But this representation is not just about their formal inclusion, their visibility. It's about their active participation. As DeLaet argues, the exclusion of women, children, and victims of sexual violence epitomize how some of the most vulnerable wartime victims have been silenced even when included in peacebuilding efforts, largely due simply to the ignorance of gendered behaviors and identities in constructing such processes to begin with.

In their demands for adequate peace accords inclusive of transitional justice measures, Colombians and people worldwide should highlight and be weary of these nuances. Collective memory--a key tenet of restorative justice efforts, and one Colombia has struggled with--cannot be accurately shaped without the accounts of all those affected by war. Dalaet asserts of the United Nation's gender mainstreaming approach:

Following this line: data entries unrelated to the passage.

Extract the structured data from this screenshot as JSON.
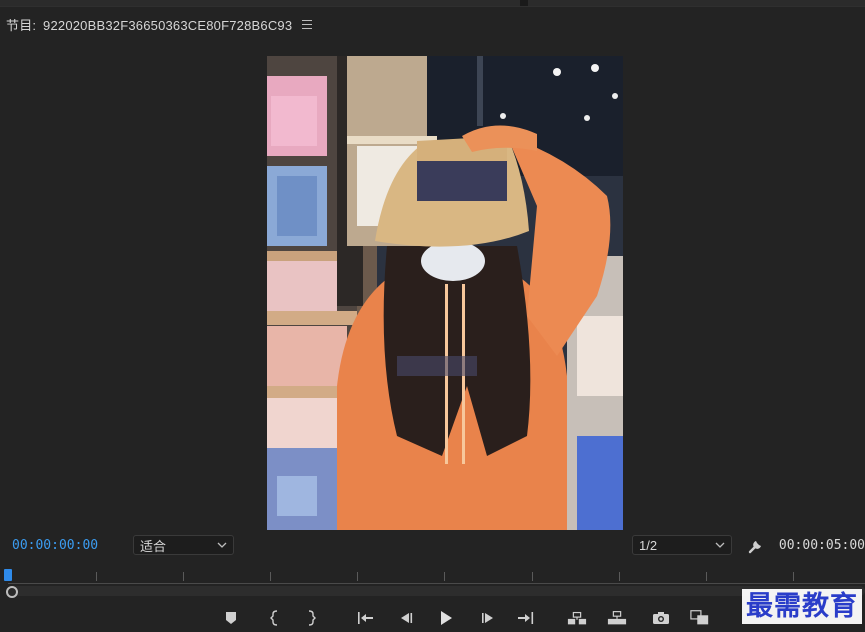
{
  "panel": {
    "title_prefix": "节目:",
    "sequence_name": "922020BB32F36650363CE80F728B6C93",
    "menu_icon": "hamburger-menu-icon"
  },
  "controls": {
    "current_timecode": "00:00:00:00",
    "fit_label": "适合",
    "resolution_label": "1/2",
    "duration_timecode": "00:00:05:00",
    "accent_color": "#3b9cf0"
  },
  "transport": {
    "icons": [
      "marker-icon",
      "mark-in-icon",
      "mark-out-icon",
      "go-to-in-icon",
      "step-back-icon",
      "play-icon",
      "step-forward-icon",
      "go-to-out-icon",
      "insert-icon",
      "overwrite-icon",
      "export-frame-icon",
      "compare-view-icon"
    ]
  },
  "watermark": {
    "text": "最需教育"
  }
}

"In essence, the Security Council makes the mistake of assuming that the international community can simply 'add women and stir' in an effort to bring gender equity to post-conflict justice mechanisms."

Gender constructs are so deeply embedded in society and culture that stigma and shame of sexual victimization prevent both female and male victims from speaking in public truth commissions. But further, as Dalaet recalls from the South African truth commission, many women "who saw themselves as survivors and agents for their own recovery, were reluctant to publicly share their experiences with violence for a multitude of reasons, including the fact that their personal pain was too intimate to be shared with strangers and their resistance to having their stories exploited for political purposes." This issue is only further complicated when it comes to child soldiers (for whom the line between perpetrator and victim is often quite blurred), child victims of sexual violence, and children born from said wartime sexual violence. The tribunals that restorative justice advocates call for are age-inappropriate and run the risk of increased psychological damage for young children.

The International Criminal Court has already called for special provisions taking into account the wellbeing of children in such scenarios, arranging for private testimony, among other things, but there is much more room for improvement with regards to sensitivity to the victims, as is the case with women involved.

The Road Forward

But such complications should not dissuade those seeking peace and reconciliation from justice through restorative means. Rather, they should illuminate the deep-seated psychological change that needs to occur in order for us to approach transitional justice efforts and peace processes differently, ranging from specific improvements such as gender-bias trainings for negotiators to grand-scale changes such as a shift in focus toward the victim in achieving true social repair.

It's not an easy task, particularly given the difficulty in even reaching the point in peace negotiations at which such measures of restorative justice are being discussed. But should such changes be achieved, the international community has every reason to believe we will live in a more peaceful society overall.

As for Colombia, President Santos has declared that the ceasefire--the extension of which was verified by the UN Security Council on October 31--will be upheld, and government negotiators returned to the drawing board in Cuba last month. He said, "I won't give up. I'll continue [to] search for peace until the last moment of my mandate." Shortly thereafter, he was awarded the Nobel Peace Prize, which has only fueled his determination to reach an agreement by Christmas.

Hopefully, this commitment foreshadows the necessary restorative steps that must be taken in Colombia to give its victims justice and its people peace. Such a feat following the longest war the world has ever seen would surely serve as an apt model for other struggling peace processes around the world.

Popular in the Community